Gas exchange between the air and the ocean is controlled by turbulence at the sea surface, the main cause of which is waves generated by wind. Greater turbulence increases the amount of gas taken in.

However, results from the latest studies shows naturally occurring surfactants inhibit absorption by smoothing out the sea surface.

The micro-organisms favour warmer conditions, so are increasing as oceans heat up as a result of climate change.

The academics are warning the process could represent a vicious circle, driving further climate warming.

Dr Ryan Pereira, a Lyell research fellow at Edinburgh’s Heriot-Watt University, said: “As surface temperatures rise, so too do surfactants, which is why this is such a critical finding. The warmer the ocean surface gets, the more surfactants we can expect, and an even greater reduction in gas exchange.”

Co-researcher Professor Rob Upstill-Goddard, professor of marine biogeochemistry at Newcastle University, said: “The suppression of carbon dioxide uptake across the ocean basin due to surfactants, as revealed by our work, implies slower removal of anthropogenic carbon dioxide from the atmosphere and thus has implications for predicting future global climate.”

Studies were carried out at 13 sites across the Atlantic Ocean in a range of ecosystems.

Dr Pereira added: “These natural surfactants aren’t necessarily visible like an oil slick or a foam, and they are even difficult to identify from the satellites monitoring our ocean’s surface.

“We need to be able to measure and identify the organic matter on the surface microlayer of the ocean so that we can reliably estimate rates of gas exchange of climate-active gases, such as carbon dioxide and methane.”

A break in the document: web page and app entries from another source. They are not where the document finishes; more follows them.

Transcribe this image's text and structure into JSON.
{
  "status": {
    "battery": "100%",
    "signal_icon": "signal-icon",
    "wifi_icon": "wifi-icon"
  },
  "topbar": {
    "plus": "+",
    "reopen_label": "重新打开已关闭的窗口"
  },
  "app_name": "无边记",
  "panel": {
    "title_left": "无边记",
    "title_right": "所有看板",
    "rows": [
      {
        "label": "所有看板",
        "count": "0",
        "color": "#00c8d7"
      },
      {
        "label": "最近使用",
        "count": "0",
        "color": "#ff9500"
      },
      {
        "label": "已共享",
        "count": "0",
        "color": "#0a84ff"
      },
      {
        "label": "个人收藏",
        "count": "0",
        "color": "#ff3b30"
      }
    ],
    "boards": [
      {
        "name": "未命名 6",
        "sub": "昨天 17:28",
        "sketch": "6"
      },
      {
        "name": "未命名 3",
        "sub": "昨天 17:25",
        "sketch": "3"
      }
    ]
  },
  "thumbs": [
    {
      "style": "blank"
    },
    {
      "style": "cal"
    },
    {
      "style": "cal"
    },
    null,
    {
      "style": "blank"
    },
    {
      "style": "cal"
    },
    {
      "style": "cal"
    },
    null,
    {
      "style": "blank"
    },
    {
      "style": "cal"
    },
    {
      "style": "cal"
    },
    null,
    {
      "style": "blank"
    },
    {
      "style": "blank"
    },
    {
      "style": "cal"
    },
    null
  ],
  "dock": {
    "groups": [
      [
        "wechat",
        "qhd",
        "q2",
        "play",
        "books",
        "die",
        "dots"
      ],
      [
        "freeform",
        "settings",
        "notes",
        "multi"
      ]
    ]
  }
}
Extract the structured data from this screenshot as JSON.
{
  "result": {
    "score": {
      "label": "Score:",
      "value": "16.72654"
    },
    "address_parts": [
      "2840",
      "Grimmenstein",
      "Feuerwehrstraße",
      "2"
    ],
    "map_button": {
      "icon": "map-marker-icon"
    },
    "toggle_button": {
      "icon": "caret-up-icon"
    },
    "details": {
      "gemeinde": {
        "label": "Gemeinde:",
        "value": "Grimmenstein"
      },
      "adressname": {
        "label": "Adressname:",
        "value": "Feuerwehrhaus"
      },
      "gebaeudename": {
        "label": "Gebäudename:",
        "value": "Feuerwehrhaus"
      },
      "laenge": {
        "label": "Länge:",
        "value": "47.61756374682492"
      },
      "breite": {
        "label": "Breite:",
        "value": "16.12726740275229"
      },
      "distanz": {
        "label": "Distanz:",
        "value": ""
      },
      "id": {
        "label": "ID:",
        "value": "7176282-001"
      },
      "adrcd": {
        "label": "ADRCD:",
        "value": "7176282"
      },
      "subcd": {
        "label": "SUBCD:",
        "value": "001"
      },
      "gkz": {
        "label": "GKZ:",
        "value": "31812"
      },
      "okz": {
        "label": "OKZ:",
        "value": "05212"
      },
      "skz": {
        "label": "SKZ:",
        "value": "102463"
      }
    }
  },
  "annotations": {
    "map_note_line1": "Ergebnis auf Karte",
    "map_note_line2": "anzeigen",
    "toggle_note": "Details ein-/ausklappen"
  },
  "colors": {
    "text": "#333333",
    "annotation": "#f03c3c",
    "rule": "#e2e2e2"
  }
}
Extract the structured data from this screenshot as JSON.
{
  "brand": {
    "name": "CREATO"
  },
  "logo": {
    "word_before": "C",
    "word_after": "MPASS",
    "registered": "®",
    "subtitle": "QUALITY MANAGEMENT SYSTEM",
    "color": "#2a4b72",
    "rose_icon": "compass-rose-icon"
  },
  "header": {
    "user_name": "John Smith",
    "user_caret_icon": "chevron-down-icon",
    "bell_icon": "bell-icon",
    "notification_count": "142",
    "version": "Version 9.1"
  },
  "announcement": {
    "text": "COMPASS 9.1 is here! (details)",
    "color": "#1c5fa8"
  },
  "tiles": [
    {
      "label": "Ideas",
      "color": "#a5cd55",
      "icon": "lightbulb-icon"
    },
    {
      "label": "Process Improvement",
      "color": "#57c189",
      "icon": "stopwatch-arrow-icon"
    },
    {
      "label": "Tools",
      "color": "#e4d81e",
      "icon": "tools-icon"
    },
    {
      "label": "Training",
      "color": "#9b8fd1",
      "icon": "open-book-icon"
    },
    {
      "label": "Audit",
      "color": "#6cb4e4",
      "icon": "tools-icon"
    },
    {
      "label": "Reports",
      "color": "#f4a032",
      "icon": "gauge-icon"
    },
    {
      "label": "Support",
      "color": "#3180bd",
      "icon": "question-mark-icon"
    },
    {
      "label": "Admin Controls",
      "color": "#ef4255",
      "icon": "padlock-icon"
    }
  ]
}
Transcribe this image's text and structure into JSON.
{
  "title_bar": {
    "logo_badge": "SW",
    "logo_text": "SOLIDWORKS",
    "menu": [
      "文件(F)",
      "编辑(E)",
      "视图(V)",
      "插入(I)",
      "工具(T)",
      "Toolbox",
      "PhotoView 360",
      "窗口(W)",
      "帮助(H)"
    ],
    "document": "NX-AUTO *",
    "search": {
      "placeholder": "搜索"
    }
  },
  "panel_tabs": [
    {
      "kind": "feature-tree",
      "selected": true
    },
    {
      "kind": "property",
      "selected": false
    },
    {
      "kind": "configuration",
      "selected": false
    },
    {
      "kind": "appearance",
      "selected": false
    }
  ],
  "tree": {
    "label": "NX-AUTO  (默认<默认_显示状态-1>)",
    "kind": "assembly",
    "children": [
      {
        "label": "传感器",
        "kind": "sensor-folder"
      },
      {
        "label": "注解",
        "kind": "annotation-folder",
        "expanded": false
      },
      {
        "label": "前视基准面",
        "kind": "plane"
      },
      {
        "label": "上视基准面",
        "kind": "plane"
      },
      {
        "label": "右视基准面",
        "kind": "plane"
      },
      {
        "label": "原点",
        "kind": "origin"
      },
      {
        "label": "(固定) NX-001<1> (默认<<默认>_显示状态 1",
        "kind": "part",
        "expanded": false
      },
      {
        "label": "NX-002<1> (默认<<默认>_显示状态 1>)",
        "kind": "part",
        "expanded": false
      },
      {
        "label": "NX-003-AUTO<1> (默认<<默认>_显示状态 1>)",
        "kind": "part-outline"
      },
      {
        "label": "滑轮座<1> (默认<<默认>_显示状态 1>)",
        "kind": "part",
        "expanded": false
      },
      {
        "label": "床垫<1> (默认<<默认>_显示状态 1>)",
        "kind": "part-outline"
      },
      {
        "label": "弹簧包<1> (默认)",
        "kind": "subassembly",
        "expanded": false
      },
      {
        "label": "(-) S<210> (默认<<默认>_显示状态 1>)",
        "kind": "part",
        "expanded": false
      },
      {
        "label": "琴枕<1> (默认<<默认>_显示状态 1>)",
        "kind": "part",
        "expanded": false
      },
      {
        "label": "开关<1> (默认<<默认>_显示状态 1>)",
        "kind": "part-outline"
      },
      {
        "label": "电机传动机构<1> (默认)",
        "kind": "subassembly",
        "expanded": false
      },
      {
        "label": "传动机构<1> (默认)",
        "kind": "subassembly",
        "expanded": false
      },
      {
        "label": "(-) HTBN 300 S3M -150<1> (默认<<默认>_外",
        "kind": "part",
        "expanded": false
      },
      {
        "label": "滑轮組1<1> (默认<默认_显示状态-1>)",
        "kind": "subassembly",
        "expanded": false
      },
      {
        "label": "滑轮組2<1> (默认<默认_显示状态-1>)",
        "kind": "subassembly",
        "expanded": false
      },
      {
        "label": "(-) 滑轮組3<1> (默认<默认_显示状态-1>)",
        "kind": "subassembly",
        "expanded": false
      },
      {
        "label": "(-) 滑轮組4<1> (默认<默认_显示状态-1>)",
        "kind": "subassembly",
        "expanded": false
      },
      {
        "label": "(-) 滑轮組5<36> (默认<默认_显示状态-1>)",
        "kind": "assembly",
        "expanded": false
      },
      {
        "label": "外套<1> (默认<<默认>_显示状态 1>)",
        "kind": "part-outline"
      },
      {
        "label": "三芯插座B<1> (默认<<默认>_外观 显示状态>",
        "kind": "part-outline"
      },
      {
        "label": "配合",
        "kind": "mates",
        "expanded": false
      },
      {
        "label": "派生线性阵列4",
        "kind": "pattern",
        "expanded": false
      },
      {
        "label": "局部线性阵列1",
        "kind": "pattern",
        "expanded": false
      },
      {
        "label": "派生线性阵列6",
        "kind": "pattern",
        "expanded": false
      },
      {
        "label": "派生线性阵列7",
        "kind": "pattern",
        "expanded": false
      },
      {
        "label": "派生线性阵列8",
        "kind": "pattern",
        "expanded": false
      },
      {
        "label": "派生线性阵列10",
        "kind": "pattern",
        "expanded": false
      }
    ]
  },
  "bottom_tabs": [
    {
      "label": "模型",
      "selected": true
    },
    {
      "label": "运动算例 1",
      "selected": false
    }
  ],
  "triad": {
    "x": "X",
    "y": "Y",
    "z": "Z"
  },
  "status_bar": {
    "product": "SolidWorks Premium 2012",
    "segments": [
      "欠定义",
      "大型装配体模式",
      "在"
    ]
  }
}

The research was funded by the Natural Environment Research Council, Leverhulme Trust and the European Space Agency.